[Work instruction]: Check each line of the listing for the word "desc" and report the ones that have it.
========================
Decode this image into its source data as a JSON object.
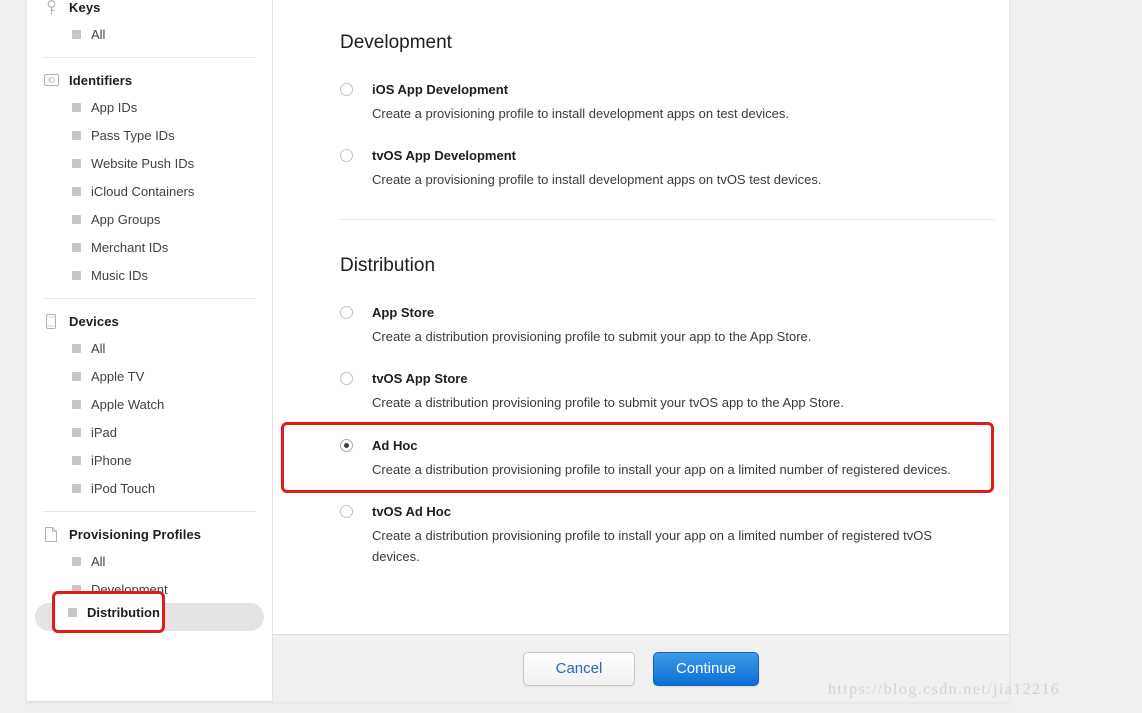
{
  "colors": {
    "accent_blue": "#0d6fd4",
    "annotation_red": "#e01b1b",
    "selected_item_bg": "#e4e4e4",
    "panel_bg": "#ffffff",
    "page_bg": "#efefef",
    "footer_bg": "#f0f0f0"
  },
  "sidebar": {
    "sections": [
      {
        "icon": "key-icon",
        "title": "Keys",
        "items": [
          {
            "label": "All",
            "selected": false
          }
        ]
      },
      {
        "icon": "id-badge-icon",
        "title": "Identifiers",
        "items": [
          {
            "label": "App IDs",
            "selected": false
          },
          {
            "label": "Pass Type IDs",
            "selected": false
          },
          {
            "label": "Website Push IDs",
            "selected": false
          },
          {
            "label": "iCloud Containers",
            "selected": false
          },
          {
            "label": "App Groups",
            "selected": false
          },
          {
            "label": "Merchant IDs",
            "selected": false
          },
          {
            "label": "Music IDs",
            "selected": false
          }
        ]
      },
      {
        "icon": "device-icon",
        "title": "Devices",
        "items": [
          {
            "label": "All",
            "selected": false
          },
          {
            "label": "Apple TV",
            "selected": false
          },
          {
            "label": "Apple Watch",
            "selected": false
          },
          {
            "label": "iPad",
            "selected": false
          },
          {
            "label": "iPhone",
            "selected": false
          },
          {
            "label": "iPod Touch",
            "selected": false
          }
        ]
      },
      {
        "icon": "document-icon",
        "title": "Provisioning Profiles",
        "items": [
          {
            "label": "All",
            "selected": false
          },
          {
            "label": "Development",
            "selected": false
          },
          {
            "label": "Distribution",
            "selected": true
          }
        ]
      }
    ]
  },
  "main": {
    "sections": [
      {
        "title": "Development",
        "options": [
          {
            "title": "iOS App Development",
            "desc": "Create a provisioning profile to install development apps on test devices.",
            "checked": false
          },
          {
            "title": "tvOS App Development",
            "desc": "Create a provisioning profile to install development apps on tvOS test devices.",
            "checked": false
          }
        ]
      },
      {
        "title": "Distribution",
        "options": [
          {
            "title": "App Store",
            "desc": "Create a distribution provisioning profile to submit your app to the App Store.",
            "checked": false
          },
          {
            "title": "tvOS App Store",
            "desc": "Create a distribution provisioning profile to submit your tvOS app to the App Store.",
            "checked": false
          },
          {
            "title": "Ad Hoc",
            "desc": "Create a distribution provisioning profile to install your app on a limited number of registered devices.",
            "checked": true
          },
          {
            "title": "tvOS Ad Hoc",
            "desc": "Create a distribution provisioning profile to install your app on a limited number of registered tvOS devices.",
            "checked": false
          }
        ]
      }
    ]
  },
  "footer": {
    "cancel_label": "Cancel",
    "continue_label": "Continue"
  },
  "annotations": {
    "distribution_label": "Distribution"
  },
  "watermark": {
    "text": "https://blog.csdn.net/jia12216"
  }
}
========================
[Your response]:
            "desc": "Create a provisioning profile to install development apps on test devices.",
            "desc": "Create a provisioning profile to install development apps on tvOS test devices.",
            "desc": "Create a distribution provisioning profile to submit your app to the App Store.",
            "desc": "Create a distribution provisioning profile to submit your tvOS app to the App Store.",
            "desc": "Create a distribution provisioning profile to install your app on a limited number of registered devices.",
            "desc": "Create a distribution provisioning profile to install your app on a limited number of registered tvOS devices.",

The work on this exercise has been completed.